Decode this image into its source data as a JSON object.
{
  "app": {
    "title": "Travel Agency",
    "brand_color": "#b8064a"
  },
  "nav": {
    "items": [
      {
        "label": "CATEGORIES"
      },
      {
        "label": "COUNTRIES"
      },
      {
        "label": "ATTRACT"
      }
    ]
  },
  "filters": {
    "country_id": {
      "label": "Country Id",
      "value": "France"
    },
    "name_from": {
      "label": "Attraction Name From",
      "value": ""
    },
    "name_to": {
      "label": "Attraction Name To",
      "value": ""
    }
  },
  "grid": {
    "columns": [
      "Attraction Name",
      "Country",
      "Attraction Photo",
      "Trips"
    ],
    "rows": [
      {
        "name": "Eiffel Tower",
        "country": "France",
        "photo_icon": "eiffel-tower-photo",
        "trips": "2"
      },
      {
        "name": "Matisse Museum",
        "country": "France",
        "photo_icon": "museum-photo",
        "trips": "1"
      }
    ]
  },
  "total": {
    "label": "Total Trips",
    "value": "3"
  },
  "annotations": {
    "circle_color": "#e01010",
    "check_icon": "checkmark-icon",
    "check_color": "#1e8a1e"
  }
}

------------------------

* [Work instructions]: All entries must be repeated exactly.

* [Reply]:
Decode this image into its source data as a JSON object.
{
  "app": {
    "title": "Travel Agency",
    "brand_color": "#b8064a"
  },
  "nav": {
    "items": [
      {
        "label": "CATEGORIES"
      },
      {
        "label": "COUNTRIES"
      },
      {
        "label": "ATTRACT"
      }
    ]
  },
  "filters": {
    "country_id": {
      "label": "Country Id",
      "value": "France"
    },
    "name_from": {
      "label": "Attraction Name From",
      "value": ""
    },
    "name_to": {
      "label": "Attraction Name To",
      "value": ""
    }
  },
  "grid": {
    "columns": [
      "Attraction Name",
      "Country",
      "Attraction Photo",
      "Trips"
    ],
    "rows": [
      {
        "name": "Eiffel Tower",
        "country": "France",
        "photo_icon": "eiffel-tower-photo",
        "trips": "2"
      },
      {
        "name": "Matisse Museum",
        "country": "France",
        "photo_icon": "museum-photo",
        "trips": "1"
      }
    ]
  },
  "total": {
    "label": "Total Trips",
    "value": "3"
  },
  "annotations": {
    "circle_color": "#e01010",
    "check_icon": "checkmark-icon",
    "check_color": "#1e8a1e"
  }
}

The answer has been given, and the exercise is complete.